Increased budgetary independence is critical to ensuring that the WCDAO remains autonomous and apolitical. An independent budget is one that provides the WCDAO with (1) sufficient financial resources to perform its operations; and (2) ensures that the independently-elected District Attorney can determine the priorities of her office. An independent budget is needed to shield the WCDAO from potential politically motivated defunding. Without such provisions, the WCDAO is in the position of seeking the annual budgetary approval of those with agendas potentially different from the elected DA. Westchester should adopt a model similar to what is used in New York City. The five District Attorney’s offices each have full control over their office’s budget after the appropriations process. Erie County also employs a similar structure to its funding of the District Attorney’s office. This model gives other elected officials less authority over the day-to-day operations of the District Attorney’s offices, while still preserving their authority to oversee spending. Adopting such a model in Westchester would improve prosecutorial independence without severely impacting the budgetary process.

2. Rules to Encourage Reporting of Possible Crimes and Forbidding Elected Officials from Interfering with Prosecutorial Decisions
On more than one occasion over the past three years, credible allegations of criminal wrongdoing were not reported by other government officials through the appropriate channels of the WCDAO, severely hampering our ability to conduct a timely investigation into those allegations. It is imperative that the County enact a specific regulation requiring elected officials and their staff to report credible allegations of wrongdoing of which they become aware through the WCDAO’s official reporting process.

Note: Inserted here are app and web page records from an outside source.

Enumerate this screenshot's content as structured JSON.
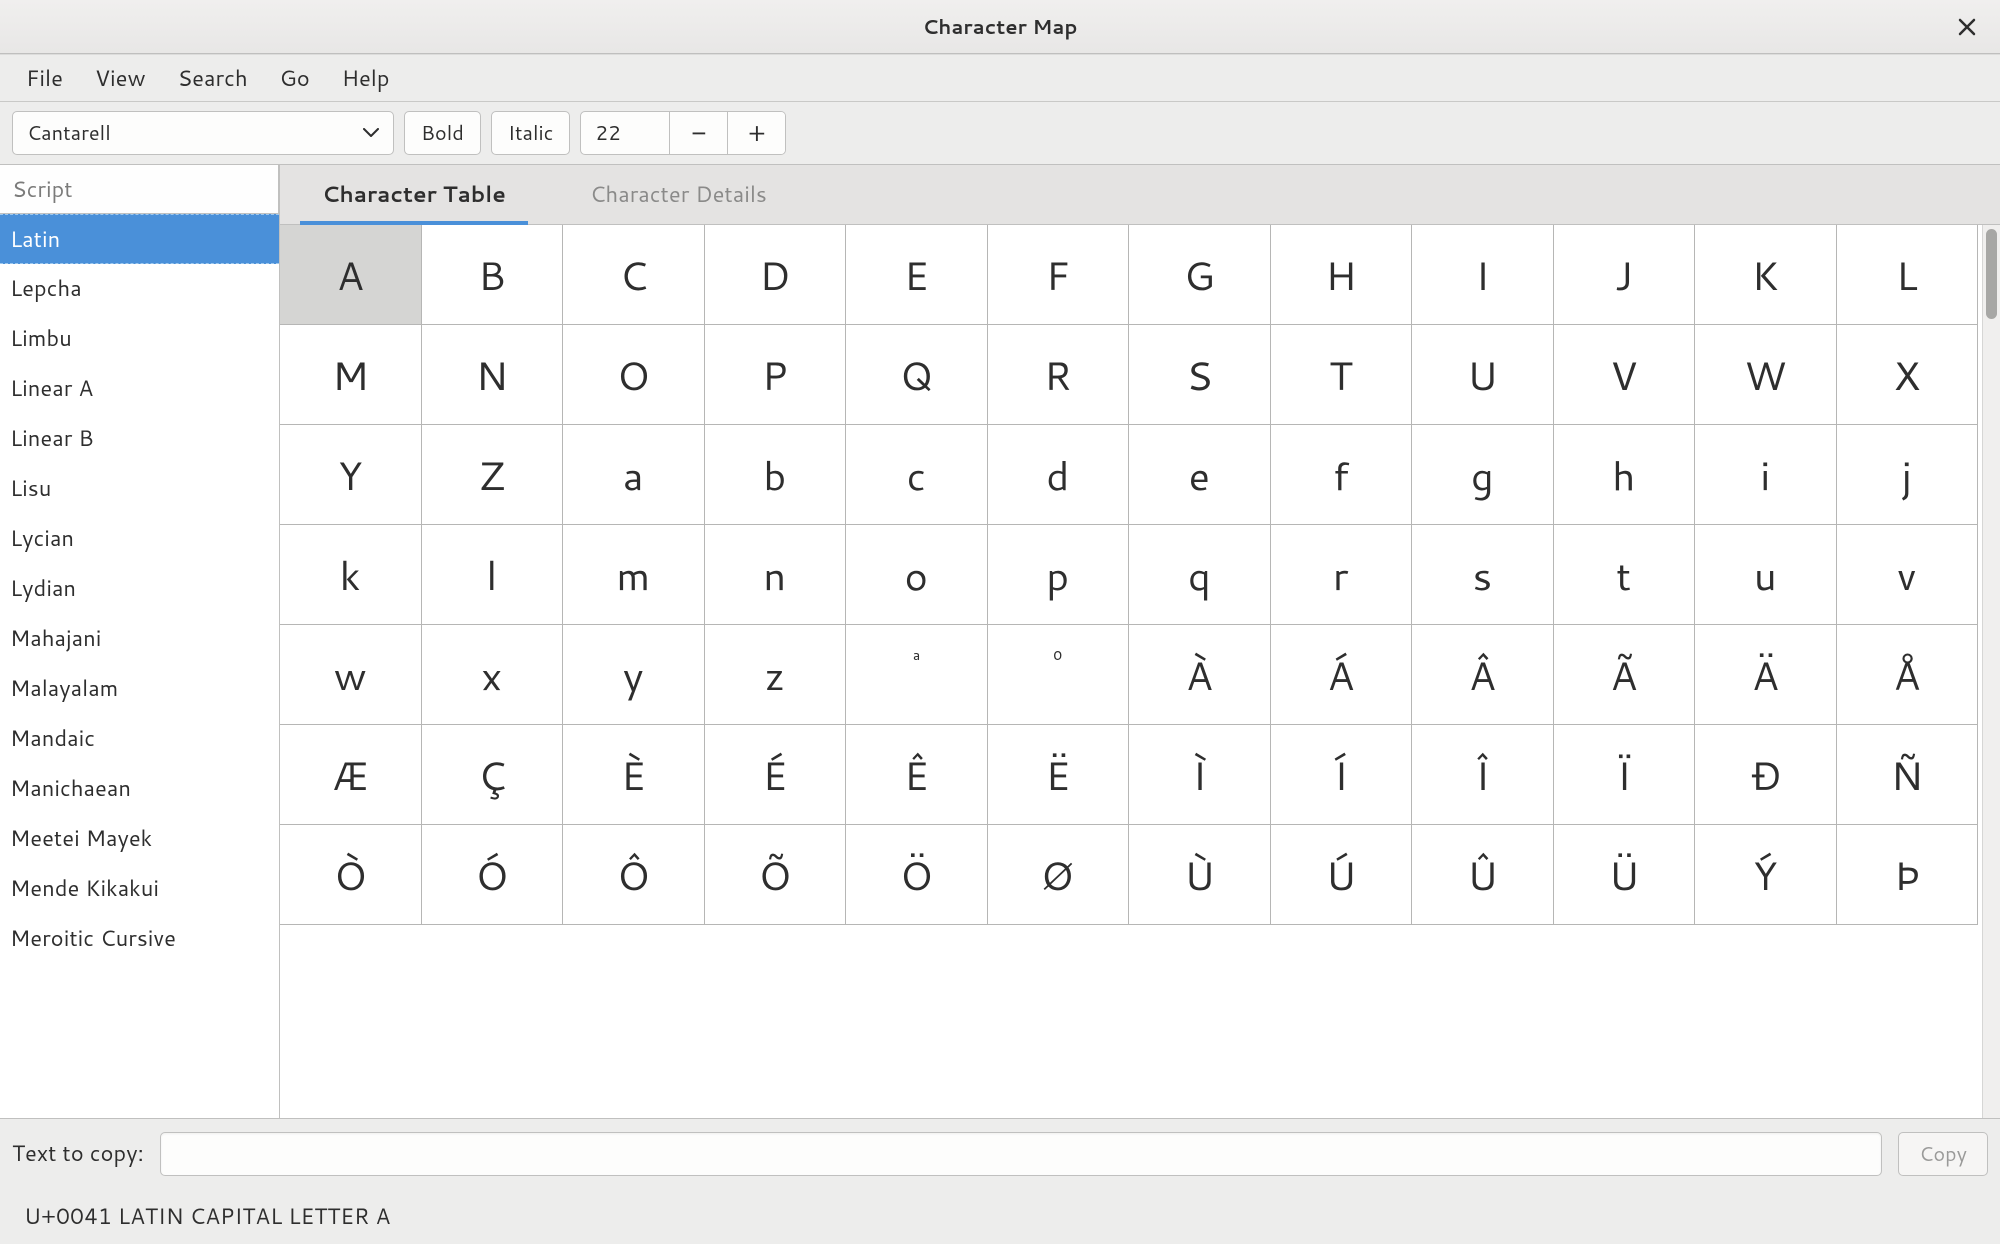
{
  "window": {
    "title": "Character Map"
  },
  "menubar": {
    "items": [
      "File",
      "View",
      "Search",
      "Go",
      "Help"
    ]
  },
  "toolbar": {
    "font": "Cantarell",
    "bold_label": "Bold",
    "italic_label": "Italic",
    "size": "22",
    "minus": "−",
    "plus": "+"
  },
  "sidebar": {
    "header": "Script",
    "selected_index": 0,
    "items": [
      "Latin",
      "Lepcha",
      "Limbu",
      "Linear A",
      "Linear B",
      "Lisu",
      "Lycian",
      "Lydian",
      "Mahajani",
      "Malayalam",
      "Mandaic",
      "Manichaean",
      "Meetei Mayek",
      "Mende Kikakui",
      "Meroitic Cursive"
    ]
  },
  "tabs": {
    "items": [
      "Character Table",
      "Character Details"
    ],
    "active_index": 0
  },
  "grid": {
    "columns": 12,
    "selected": [
      0,
      0
    ],
    "rows": [
      [
        "A",
        "B",
        "C",
        "D",
        "E",
        "F",
        "G",
        "H",
        "I",
        "J",
        "K",
        "L"
      ],
      [
        "M",
        "N",
        "O",
        "P",
        "Q",
        "R",
        "S",
        "T",
        "U",
        "V",
        "W",
        "X"
      ],
      [
        "Y",
        "Z",
        "a",
        "b",
        "c",
        "d",
        "e",
        "f",
        "g",
        "h",
        "i",
        "j"
      ],
      [
        "k",
        "l",
        "m",
        "n",
        "o",
        "p",
        "q",
        "r",
        "s",
        "t",
        "u",
        "v"
      ],
      [
        "w",
        "x",
        "y",
        "z",
        "ª",
        "º",
        "À",
        "Á",
        "Â",
        "Ã",
        "Ä",
        "Å"
      ],
      [
        "Æ",
        "Ç",
        "È",
        "É",
        "Ê",
        "Ë",
        "Ì",
        "Í",
        "Î",
        "Ï",
        "Ð",
        "Ñ"
      ],
      [
        "Ò",
        "Ó",
        "Ô",
        "Õ",
        "Ö",
        "Ø",
        "Ù",
        "Ú",
        "Û",
        "Ü",
        "Ý",
        "Þ"
      ]
    ],
    "small_cells": [
      [
        4,
        4
      ],
      [
        4,
        5
      ]
    ]
  },
  "copybar": {
    "label": "Text to copy:",
    "value": "",
    "button": "Copy"
  },
  "statusbar": {
    "text": "U+0041 LATIN CAPITAL LETTER A"
  }
}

3. Limiting Inappropriate Communication Between Elected Officials and the District Attorney Regarding Investigations and Cases
Over the past three years, there have been several instances where elected officials have communicated directly with the District Attorney regarding ongoing investigations and cases, including, intentionally or not, in ways that seemed tied to the budget process they oversee. This is inappropriate because even the most well-meaning inquiries create the risk of an appearance of improper influence. The County should enact a policy requiring that elected officials wanting to inquire about pending cases should do so through a designated government affairs liaison. Inquiries regarding the status of particular cases should never be done in a way to suggest that they are in any way connected to, or tied to, budget or other approvals, and outside elected officials should not attempt to influence the DA Office’s decision on a case, no matter how well-intentioned.

4. Strengthening the Westchester County Board of Ethics
In order to have effective anti-corruption oversight, Westchester County needs an oversight body to build the public’s trust in governmental integrity. The creation of the Westchester County Board of Ethics was a significant step in the right direction, but it has the potential to be a stronger, more effective ethics body. The Westchester Board of Ethics does not have a professional staff and is instead comprised solely of a volunteer board made up of members appointed by the County Executive and the BOL. In order for the Board of Ethics to be able to conduct investigations regarding ethical violations in the County, there must be a paid staff, including an investigator, to conduct investigations. Further, historically, there has been little to no coordination between the Board of Ethics and the WCDAO. We recommend that the Board’s membership include a representative from the WCDAO to facilitate investigations and provide insight into allegations of ethical violations and whether they rise to the level of criminal offenses.